— WHAT YOU SHOULD DO —
Your answer must be the lines from the one containing "Serialize everything readable" through the last line of the records below, copied exactly, with the pictures left out.

— RECORDS SUPPLIED —
################

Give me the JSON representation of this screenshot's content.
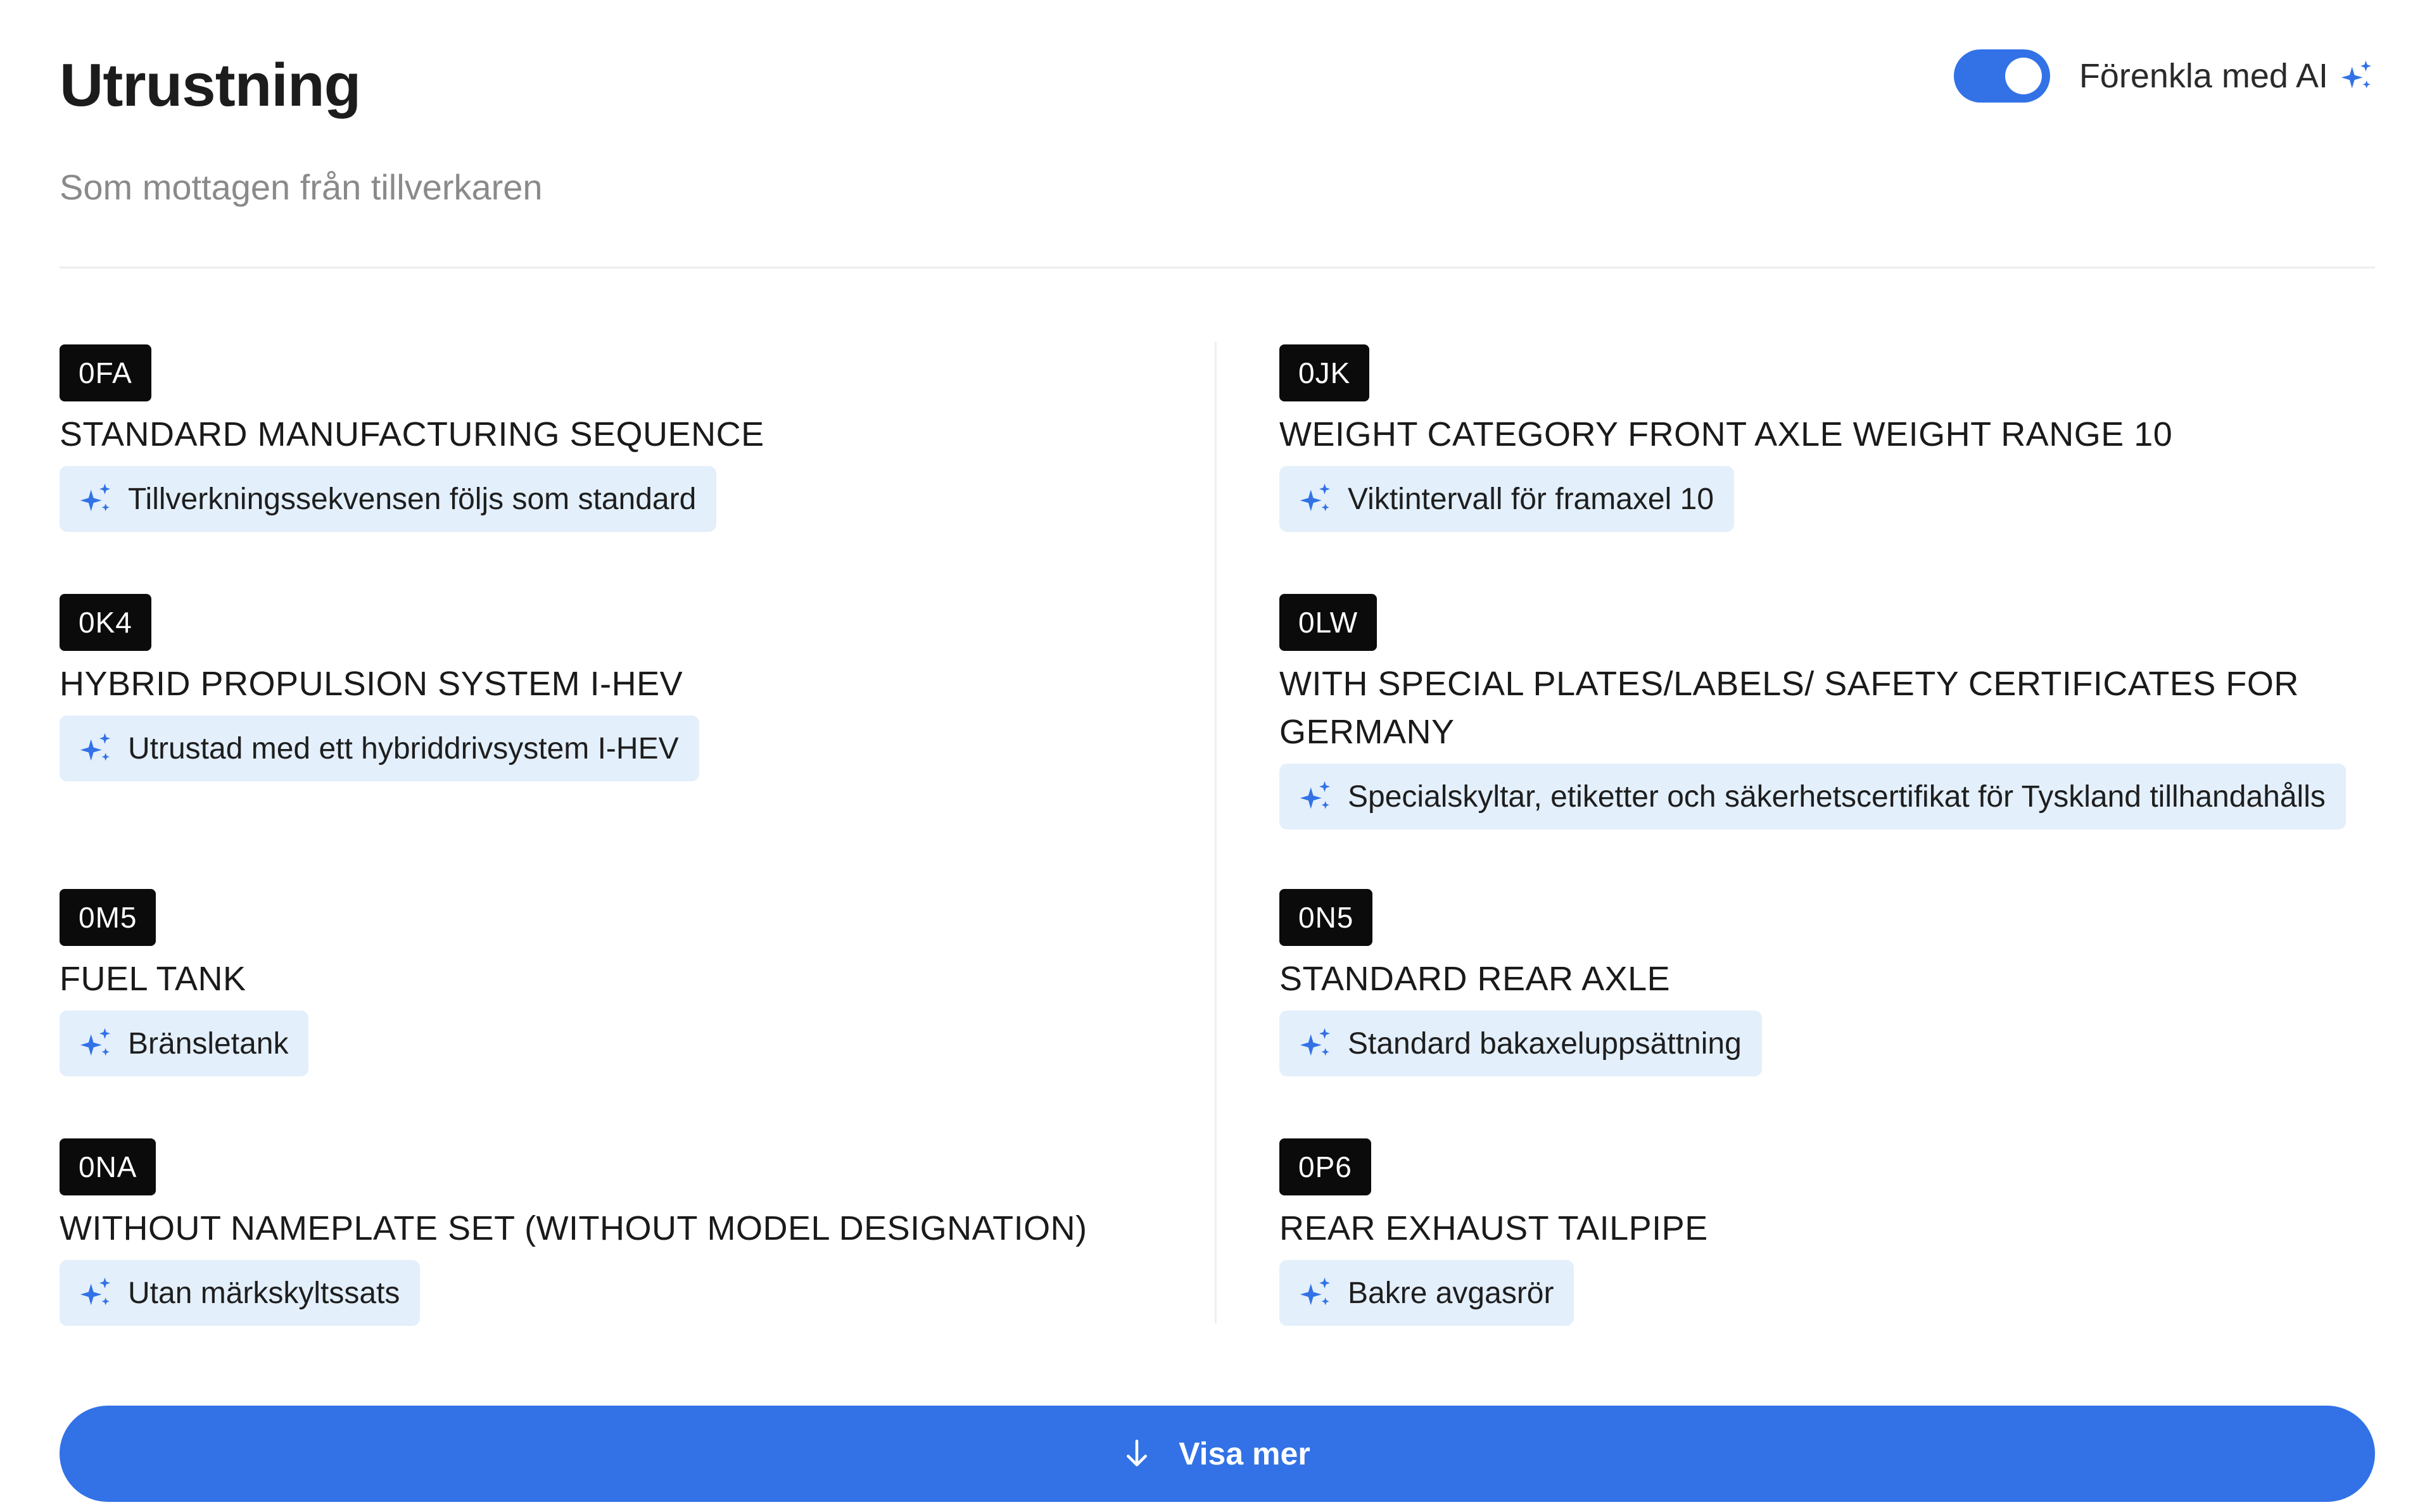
{
  "header": {
    "title": "Utrustning",
    "subtitle": "Som mottagen från tillverkaren",
    "ai_toggle_label": "Förenkla med AI",
    "ai_toggle_on": true
  },
  "items": [
    {
      "code": "0FA",
      "name": "STANDARD MANUFACTURING SEQUENCE",
      "ai_text": "Tillverkningssekvensen följs som standard"
    },
    {
      "code": "0JK",
      "name": "WEIGHT CATEGORY FRONT AXLE WEIGHT RANGE 10",
      "ai_text": "Viktintervall för framaxel 10"
    },
    {
      "code": "0K4",
      "name": "HYBRID PROPULSION SYSTEM I-HEV",
      "ai_text": "Utrustad med ett hybriddrivsystem I-HEV"
    },
    {
      "code": "0LW",
      "name": "WITH SPECIAL PLATES/LABELS/ SAFETY CERTIFICATES FOR GERMANY",
      "ai_text": "Specialskyltar, etiketter och säkerhetscertifikat för Tyskland tillhandahålls"
    },
    {
      "code": "0M5",
      "name": "FUEL TANK",
      "ai_text": "Bränsletank"
    },
    {
      "code": "0N5",
      "name": "STANDARD REAR AXLE",
      "ai_text": "Standard bakaxeluppsättning"
    },
    {
      "code": "0NA",
      "name": "WITHOUT NAMEPLATE SET (WITHOUT MODEL DESIGNATION)",
      "ai_text": "Utan märkskyltssats"
    },
    {
      "code": "0P6",
      "name": "REAR EXHAUST TAILPIPE",
      "ai_text": "Bakre avgasrör"
    }
  ],
  "show_more": {
    "label": "Visa mer",
    "icon": "arrow-down-icon"
  },
  "colors": {
    "accent": "#3272e6",
    "chip_bg": "#e3effb",
    "badge_bg": "#0b0b0b"
  }
}
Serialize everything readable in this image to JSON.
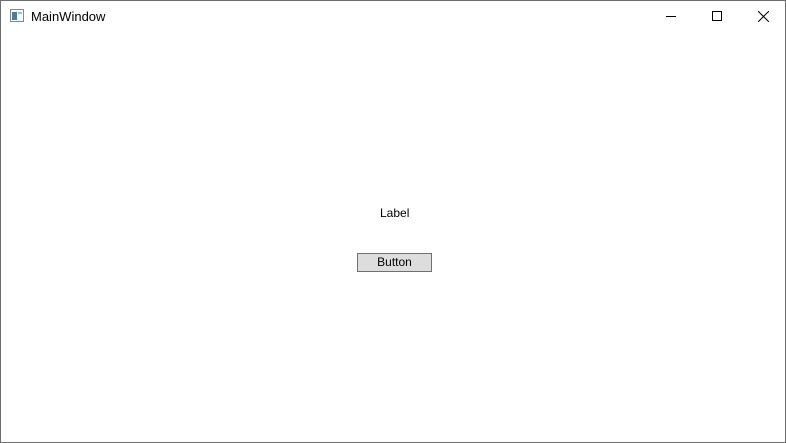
{
  "window": {
    "title": "MainWindow",
    "icon": "app-window-icon"
  },
  "titlebar": {
    "buttons": [
      {
        "name": "minimize",
        "icon": "minimize-icon"
      },
      {
        "name": "maximize",
        "icon": "maximize-icon"
      },
      {
        "name": "close",
        "icon": "close-icon"
      }
    ]
  },
  "content": {
    "label_text": "Label",
    "button_label": "Button"
  },
  "colors": {
    "button_background": "#dddddd",
    "button_border": "#707070",
    "window_border": "#6d6d6d"
  }
}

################

— RESPONSE BELOW —
Serialize everything readable in this image to JSON.
{
  "window": {
    "title": "MainWindow",
    "icon": "app-window-icon"
  },
  "titlebar": {
    "buttons": [
      {
        "name": "minimize",
        "icon": "minimize-icon"
      },
      {
        "name": "maximize",
        "icon": "maximize-icon"
      },
      {
        "name": "close",
        "icon": "close-icon"
      }
    ]
  },
  "content": {
    "label_text": "Label",
    "button_label": "Button"
  },
  "colors": {
    "button_background": "#dddddd",
    "button_border": "#707070",
    "window_border": "#6d6d6d"
  }
}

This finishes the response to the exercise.